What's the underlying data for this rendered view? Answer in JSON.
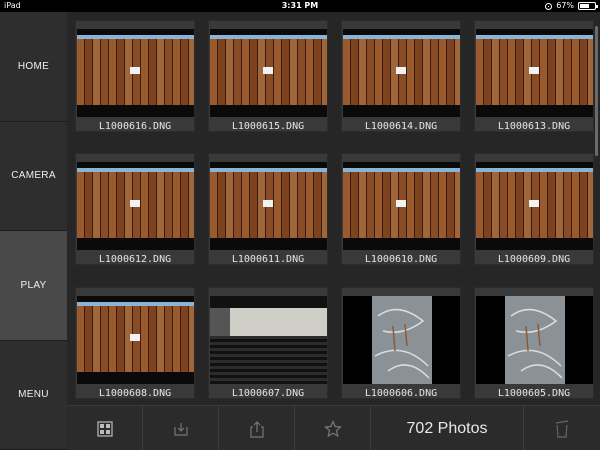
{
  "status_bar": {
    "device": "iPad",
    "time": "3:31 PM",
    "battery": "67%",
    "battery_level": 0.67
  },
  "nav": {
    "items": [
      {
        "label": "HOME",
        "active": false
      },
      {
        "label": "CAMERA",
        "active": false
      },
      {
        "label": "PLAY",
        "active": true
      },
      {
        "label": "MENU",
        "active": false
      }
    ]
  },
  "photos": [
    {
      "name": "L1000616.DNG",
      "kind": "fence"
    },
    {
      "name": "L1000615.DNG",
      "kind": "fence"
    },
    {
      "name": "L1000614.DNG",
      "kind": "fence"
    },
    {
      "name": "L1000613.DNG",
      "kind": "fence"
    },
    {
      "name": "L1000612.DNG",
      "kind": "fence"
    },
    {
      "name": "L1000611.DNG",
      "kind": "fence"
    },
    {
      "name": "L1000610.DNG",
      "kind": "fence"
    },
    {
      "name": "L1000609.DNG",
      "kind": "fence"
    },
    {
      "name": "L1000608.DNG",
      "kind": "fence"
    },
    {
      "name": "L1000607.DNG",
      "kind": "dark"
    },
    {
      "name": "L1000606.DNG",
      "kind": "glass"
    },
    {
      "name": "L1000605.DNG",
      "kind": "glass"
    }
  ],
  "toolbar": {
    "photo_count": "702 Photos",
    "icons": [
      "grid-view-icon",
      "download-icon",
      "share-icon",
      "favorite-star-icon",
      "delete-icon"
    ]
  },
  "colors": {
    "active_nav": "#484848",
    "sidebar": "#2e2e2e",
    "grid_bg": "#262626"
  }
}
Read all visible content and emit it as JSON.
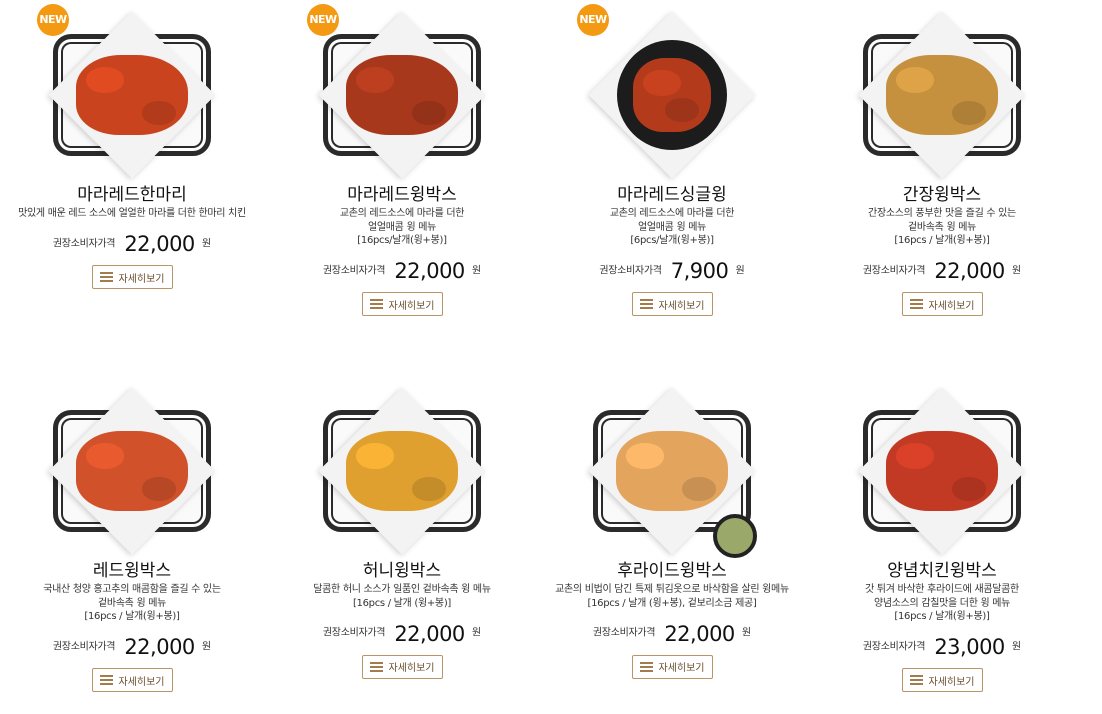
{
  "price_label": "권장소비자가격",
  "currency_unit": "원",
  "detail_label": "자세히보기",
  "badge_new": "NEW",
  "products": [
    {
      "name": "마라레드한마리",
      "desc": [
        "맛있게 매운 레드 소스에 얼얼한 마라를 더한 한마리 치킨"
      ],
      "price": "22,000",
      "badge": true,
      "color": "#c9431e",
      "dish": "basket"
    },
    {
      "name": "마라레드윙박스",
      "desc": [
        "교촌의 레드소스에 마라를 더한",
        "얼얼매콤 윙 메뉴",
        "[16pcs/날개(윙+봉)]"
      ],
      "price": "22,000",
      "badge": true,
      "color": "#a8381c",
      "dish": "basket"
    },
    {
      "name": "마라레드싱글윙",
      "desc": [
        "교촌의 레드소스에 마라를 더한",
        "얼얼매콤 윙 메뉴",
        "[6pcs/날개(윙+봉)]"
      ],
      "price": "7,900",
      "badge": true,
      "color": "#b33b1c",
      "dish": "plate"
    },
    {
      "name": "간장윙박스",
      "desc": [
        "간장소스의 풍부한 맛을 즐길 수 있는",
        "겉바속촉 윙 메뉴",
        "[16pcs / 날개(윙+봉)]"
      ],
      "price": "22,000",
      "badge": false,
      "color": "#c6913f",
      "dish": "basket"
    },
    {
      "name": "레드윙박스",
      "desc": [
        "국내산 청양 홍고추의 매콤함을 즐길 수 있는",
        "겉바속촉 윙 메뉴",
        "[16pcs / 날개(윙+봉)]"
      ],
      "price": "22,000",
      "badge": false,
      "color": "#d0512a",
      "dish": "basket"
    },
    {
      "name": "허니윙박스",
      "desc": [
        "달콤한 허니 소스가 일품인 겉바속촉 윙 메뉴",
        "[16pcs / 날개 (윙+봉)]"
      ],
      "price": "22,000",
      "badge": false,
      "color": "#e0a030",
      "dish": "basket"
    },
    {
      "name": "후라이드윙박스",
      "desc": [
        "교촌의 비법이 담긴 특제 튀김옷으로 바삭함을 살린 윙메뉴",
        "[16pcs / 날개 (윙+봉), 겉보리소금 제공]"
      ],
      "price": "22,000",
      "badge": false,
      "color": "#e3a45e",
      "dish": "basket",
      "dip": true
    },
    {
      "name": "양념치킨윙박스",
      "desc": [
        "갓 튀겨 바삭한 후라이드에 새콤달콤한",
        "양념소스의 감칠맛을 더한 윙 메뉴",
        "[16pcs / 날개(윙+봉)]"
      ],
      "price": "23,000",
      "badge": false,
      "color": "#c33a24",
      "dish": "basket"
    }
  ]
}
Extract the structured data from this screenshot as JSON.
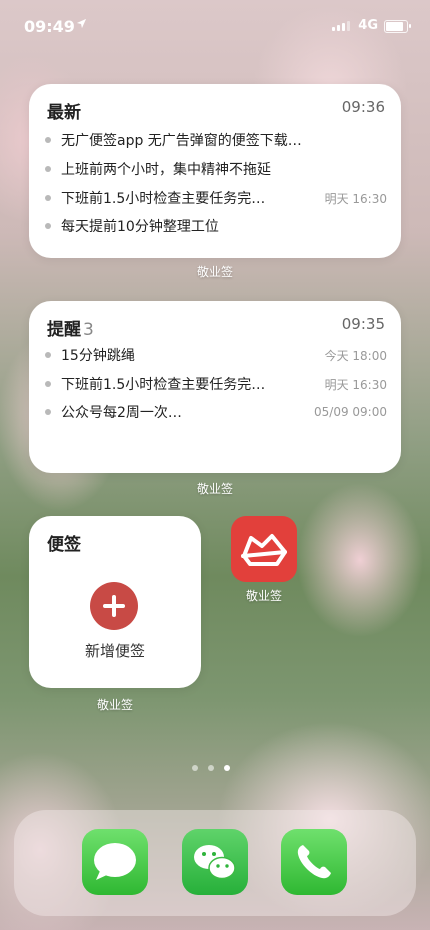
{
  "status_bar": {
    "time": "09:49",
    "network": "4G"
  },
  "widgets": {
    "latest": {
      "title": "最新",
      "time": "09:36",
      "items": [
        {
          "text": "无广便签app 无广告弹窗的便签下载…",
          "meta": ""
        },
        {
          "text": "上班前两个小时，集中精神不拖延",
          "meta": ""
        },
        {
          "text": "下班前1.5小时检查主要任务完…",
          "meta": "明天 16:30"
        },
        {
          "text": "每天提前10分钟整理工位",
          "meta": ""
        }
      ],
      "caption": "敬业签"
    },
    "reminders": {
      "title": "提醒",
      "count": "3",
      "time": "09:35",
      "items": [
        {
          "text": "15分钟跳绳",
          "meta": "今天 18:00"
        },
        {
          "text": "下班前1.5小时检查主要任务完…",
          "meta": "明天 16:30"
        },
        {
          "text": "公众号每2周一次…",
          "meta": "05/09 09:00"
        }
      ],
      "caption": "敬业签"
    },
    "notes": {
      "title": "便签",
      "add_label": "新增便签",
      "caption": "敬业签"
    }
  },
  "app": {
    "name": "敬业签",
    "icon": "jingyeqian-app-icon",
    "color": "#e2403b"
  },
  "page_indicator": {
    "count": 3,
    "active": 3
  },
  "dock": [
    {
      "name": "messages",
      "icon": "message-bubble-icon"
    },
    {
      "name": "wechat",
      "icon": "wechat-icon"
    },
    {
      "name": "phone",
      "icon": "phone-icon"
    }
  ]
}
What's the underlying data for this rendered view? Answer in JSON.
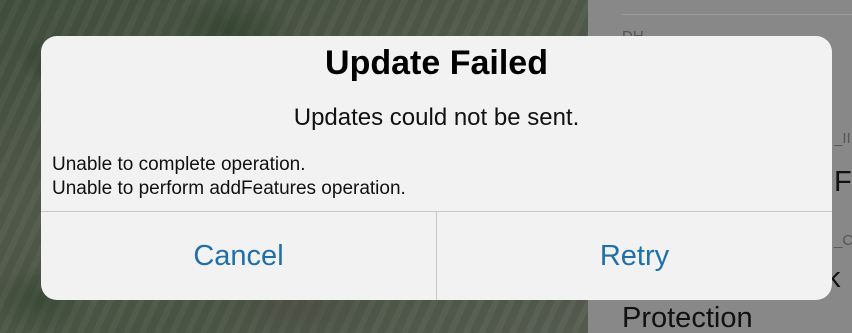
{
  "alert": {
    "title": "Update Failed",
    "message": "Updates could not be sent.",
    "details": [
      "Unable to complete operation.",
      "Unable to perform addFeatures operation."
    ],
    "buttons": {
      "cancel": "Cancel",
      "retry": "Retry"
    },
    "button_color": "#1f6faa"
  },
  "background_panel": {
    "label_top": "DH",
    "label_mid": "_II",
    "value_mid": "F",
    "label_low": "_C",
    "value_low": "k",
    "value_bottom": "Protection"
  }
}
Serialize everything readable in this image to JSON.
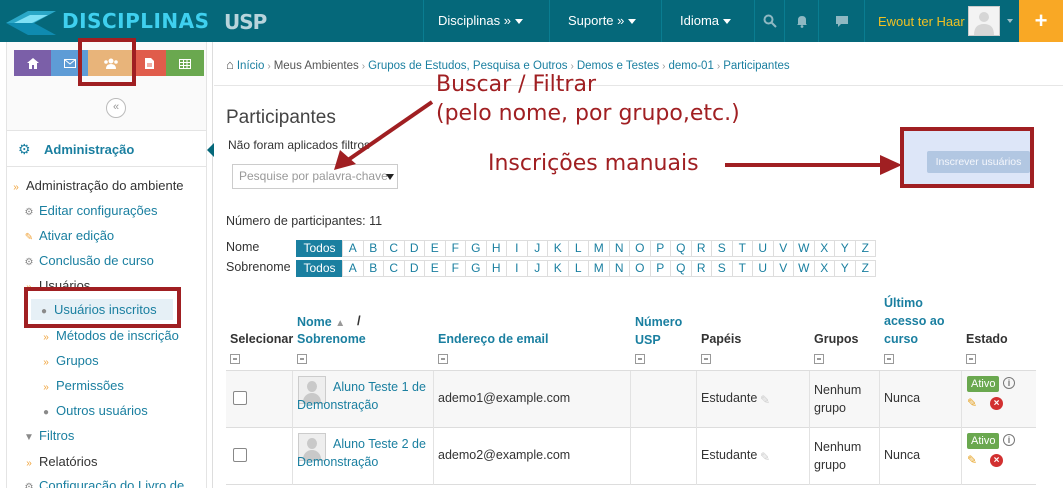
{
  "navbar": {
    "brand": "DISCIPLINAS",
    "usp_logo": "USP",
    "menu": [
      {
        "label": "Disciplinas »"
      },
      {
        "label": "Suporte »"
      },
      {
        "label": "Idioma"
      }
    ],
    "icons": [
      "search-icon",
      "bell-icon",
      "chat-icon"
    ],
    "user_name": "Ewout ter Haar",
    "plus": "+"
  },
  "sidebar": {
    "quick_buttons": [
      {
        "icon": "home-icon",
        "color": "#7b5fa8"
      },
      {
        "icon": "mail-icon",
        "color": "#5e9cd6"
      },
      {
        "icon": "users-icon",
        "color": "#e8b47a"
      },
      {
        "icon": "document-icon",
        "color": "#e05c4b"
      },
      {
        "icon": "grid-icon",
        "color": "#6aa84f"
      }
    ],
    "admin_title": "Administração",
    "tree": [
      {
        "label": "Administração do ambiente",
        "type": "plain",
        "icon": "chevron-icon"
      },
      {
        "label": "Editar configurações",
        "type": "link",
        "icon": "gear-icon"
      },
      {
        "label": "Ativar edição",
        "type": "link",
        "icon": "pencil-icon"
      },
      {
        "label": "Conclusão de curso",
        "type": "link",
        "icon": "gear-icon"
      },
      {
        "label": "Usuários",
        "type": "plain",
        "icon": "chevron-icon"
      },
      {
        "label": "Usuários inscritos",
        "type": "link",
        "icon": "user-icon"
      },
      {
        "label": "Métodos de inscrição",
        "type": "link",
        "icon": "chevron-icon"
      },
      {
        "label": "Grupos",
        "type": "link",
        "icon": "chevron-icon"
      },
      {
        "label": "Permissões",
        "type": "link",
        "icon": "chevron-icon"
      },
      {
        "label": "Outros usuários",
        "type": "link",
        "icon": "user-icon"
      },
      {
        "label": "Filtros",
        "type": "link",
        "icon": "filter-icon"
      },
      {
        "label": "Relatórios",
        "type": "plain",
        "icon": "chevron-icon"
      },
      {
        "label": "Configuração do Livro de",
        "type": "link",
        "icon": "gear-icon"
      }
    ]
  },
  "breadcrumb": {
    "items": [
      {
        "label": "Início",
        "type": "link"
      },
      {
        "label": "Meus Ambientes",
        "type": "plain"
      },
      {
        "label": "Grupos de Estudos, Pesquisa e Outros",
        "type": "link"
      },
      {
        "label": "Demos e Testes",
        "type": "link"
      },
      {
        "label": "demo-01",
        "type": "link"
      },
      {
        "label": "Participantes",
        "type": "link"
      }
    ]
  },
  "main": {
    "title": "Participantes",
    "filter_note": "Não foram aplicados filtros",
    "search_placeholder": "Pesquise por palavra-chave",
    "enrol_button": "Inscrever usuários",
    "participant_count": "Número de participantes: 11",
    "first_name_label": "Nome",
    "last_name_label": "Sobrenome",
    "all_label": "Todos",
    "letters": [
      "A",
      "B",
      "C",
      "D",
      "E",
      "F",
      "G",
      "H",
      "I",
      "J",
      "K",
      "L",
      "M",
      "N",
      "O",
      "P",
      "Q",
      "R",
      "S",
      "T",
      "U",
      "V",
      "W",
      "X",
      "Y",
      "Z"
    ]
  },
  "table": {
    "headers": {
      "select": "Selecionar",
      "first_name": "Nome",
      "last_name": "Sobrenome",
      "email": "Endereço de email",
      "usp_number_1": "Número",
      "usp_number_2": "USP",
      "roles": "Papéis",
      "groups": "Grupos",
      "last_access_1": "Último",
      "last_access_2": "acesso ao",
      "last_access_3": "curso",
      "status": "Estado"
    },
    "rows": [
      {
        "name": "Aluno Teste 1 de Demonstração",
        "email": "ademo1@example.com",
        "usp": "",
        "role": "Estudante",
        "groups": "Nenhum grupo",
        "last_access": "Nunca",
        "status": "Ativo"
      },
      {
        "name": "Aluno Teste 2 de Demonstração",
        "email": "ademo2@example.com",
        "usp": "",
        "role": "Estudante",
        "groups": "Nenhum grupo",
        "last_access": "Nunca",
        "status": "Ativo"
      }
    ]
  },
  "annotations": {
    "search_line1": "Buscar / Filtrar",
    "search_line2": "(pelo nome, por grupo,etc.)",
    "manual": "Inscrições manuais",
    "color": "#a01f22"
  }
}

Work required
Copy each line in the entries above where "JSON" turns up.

Solution to the problem
What's the underlying data for this rendered view? Answer in JSON.
Read all visible content and emit it as JSON.
Extract the structured data from this screenshot as JSON.
What's the underlying data for this rendered view? Answer in JSON.
Serialize everything readable in this image to JSON.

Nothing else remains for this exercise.